Yosemite Falls, What a Site!

Never having been to Yosemite National Park, I decided to start doing research in anticipation of taking a trip there. Being a lover of waterfalls, from what I could tell, this could be one of the coolest places on earth. With this is mind, 2 problems became evident-time of year and drought conditions. Going there in May of 2017 solved both problems!

Yosemite Falls is the highest waterfall in the park, with a span of 2425 feet from the peak of the upper fall to the base of the lower fall. This is clearly one of the greatest attractions in the entire Yosemite Valley! Amazingly, I could hear it before seeing it.

From talking to the rangers, it was clear that May of 2017 was the best opportunity to see all the falls in this national treasure in 20 years due to one of the biggest storms to hit California this decade. Drenching rains and heavy mountain snow pounded the Sierra Nevada and Yosemite Valley in February 2017. By the time we got there, a lot of the grounds were still soaked with many trails closed. The waterfalls, on the other hand, were replete with mountain runoff-fantastic! Traditionally, in a usual year with normal weather conditions, all the waterfalls in the park are reduced to a trickle by summer and fall. I wouldn't have liked that.

There are 3 sections to the falls that include Upper Yosemite Fall, Middle Cascades and Lower Yosemite Fall. The Upper Fall has a 1430 foot plunge that is among the 20 highest waterfalls in the world. The source of water emanates from the meandering current of Eagle Creek Meadow. Rapids funnel through Yosemite Creek and then over the precipice in an awe-inspiring show of force.

In between the Upper and Lower Falls, a series of 5 smaller plunges exist, but are difficult to see from the normal vantage points. These are collectively referred to as the Middle Cascades, and account for a descent of 675 feet, twice the height of the Lower Fall. The optimal place to view these are found from the Yosemite Falls Trail, a potentially hazardous route due to its steep trajectory and slippery terrain.

The Lower Fall has the easiest access along a short path from the Yosemite Valley Lodge. Every morning while in the park, I would wake up, look out the window to get a feel for the lighting conditions, pack up my camera and head to the viewing area at the base. The cacophony of the water crashing down the 320 foot drop as it meets the nearby Merced River is loud and exciting.

The name Yosemite is steeped in myth and legend.
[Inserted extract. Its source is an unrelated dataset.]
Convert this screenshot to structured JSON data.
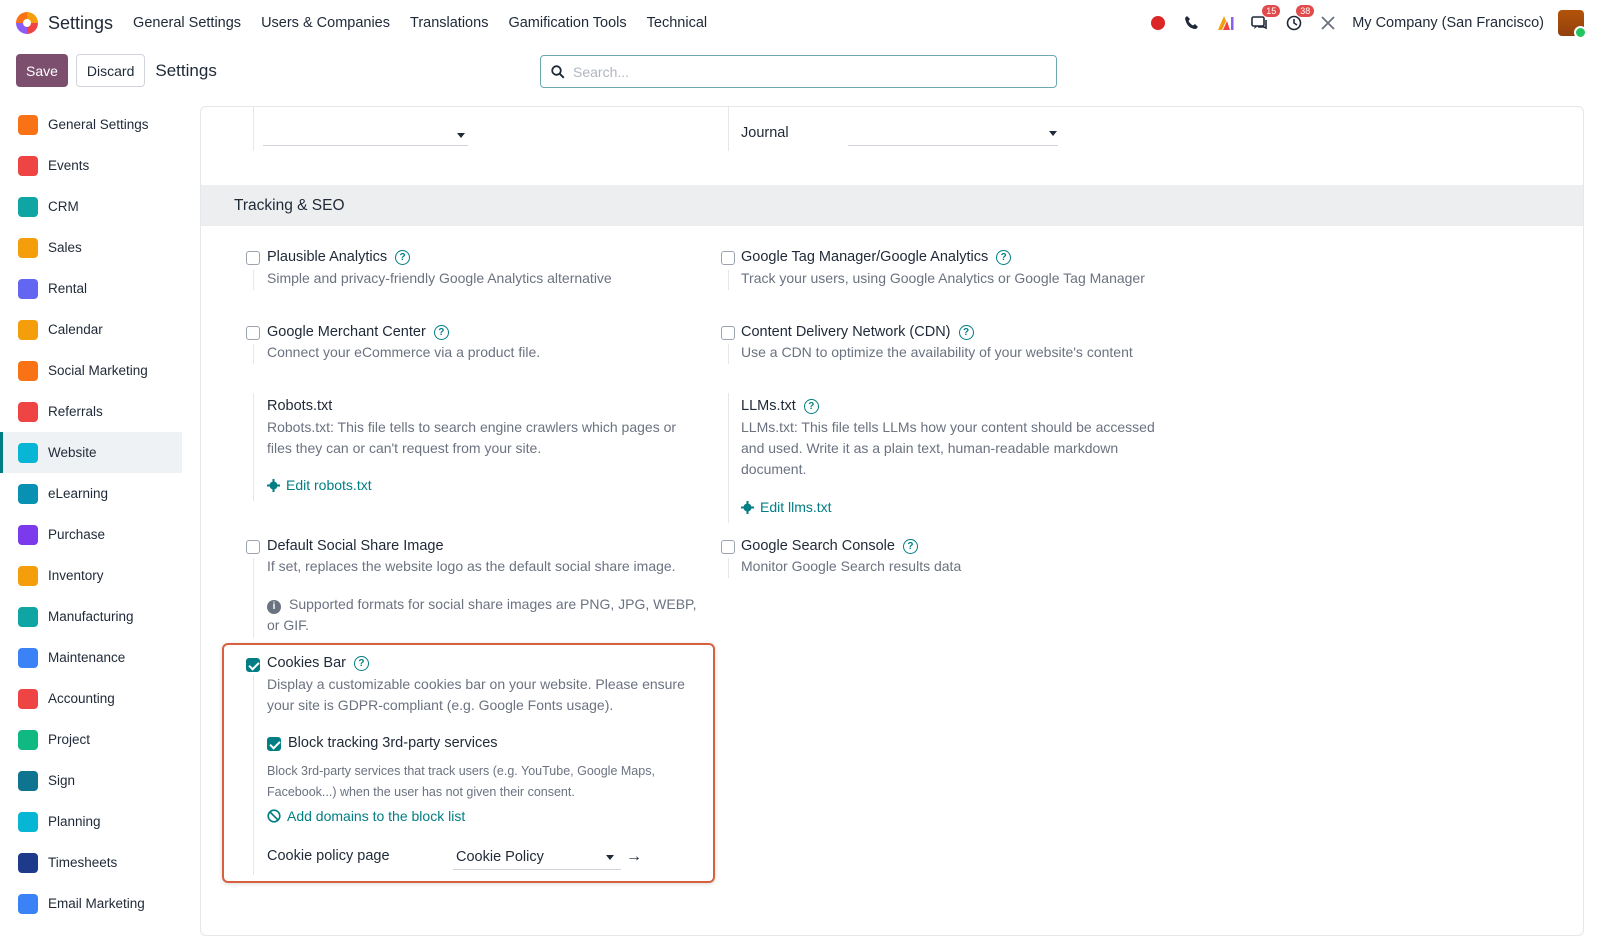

As the story goes, the formidable tribe of the Ahwahneechee inhabited this area from time immemorial. The Great Spirit had lead them there initially, and the high mountain walls provided them with security from the attacks of other mountain tribes.

One day, according to oral history, a young brave traveled to the Lake of the Sleeping Water in search of fish. While on his expedition, he was met by an enormous grizzly bear, touching off an epic battle from which the Indian survived, though severely wounded. As a result, the young chief became known as Yosemite, the Ahwahneechee term for the large grizzly bear.

After having spent 5 days in Yosemite National Park, It would seem that I was able to get a good smattering of viewing perspectives and lighting conditions of the Yosemite Falls. It is always amazing to me that there are such majestic natural phenomena in this world. My advice to people who like waterfalls: come to the park in the spring-bring your camera!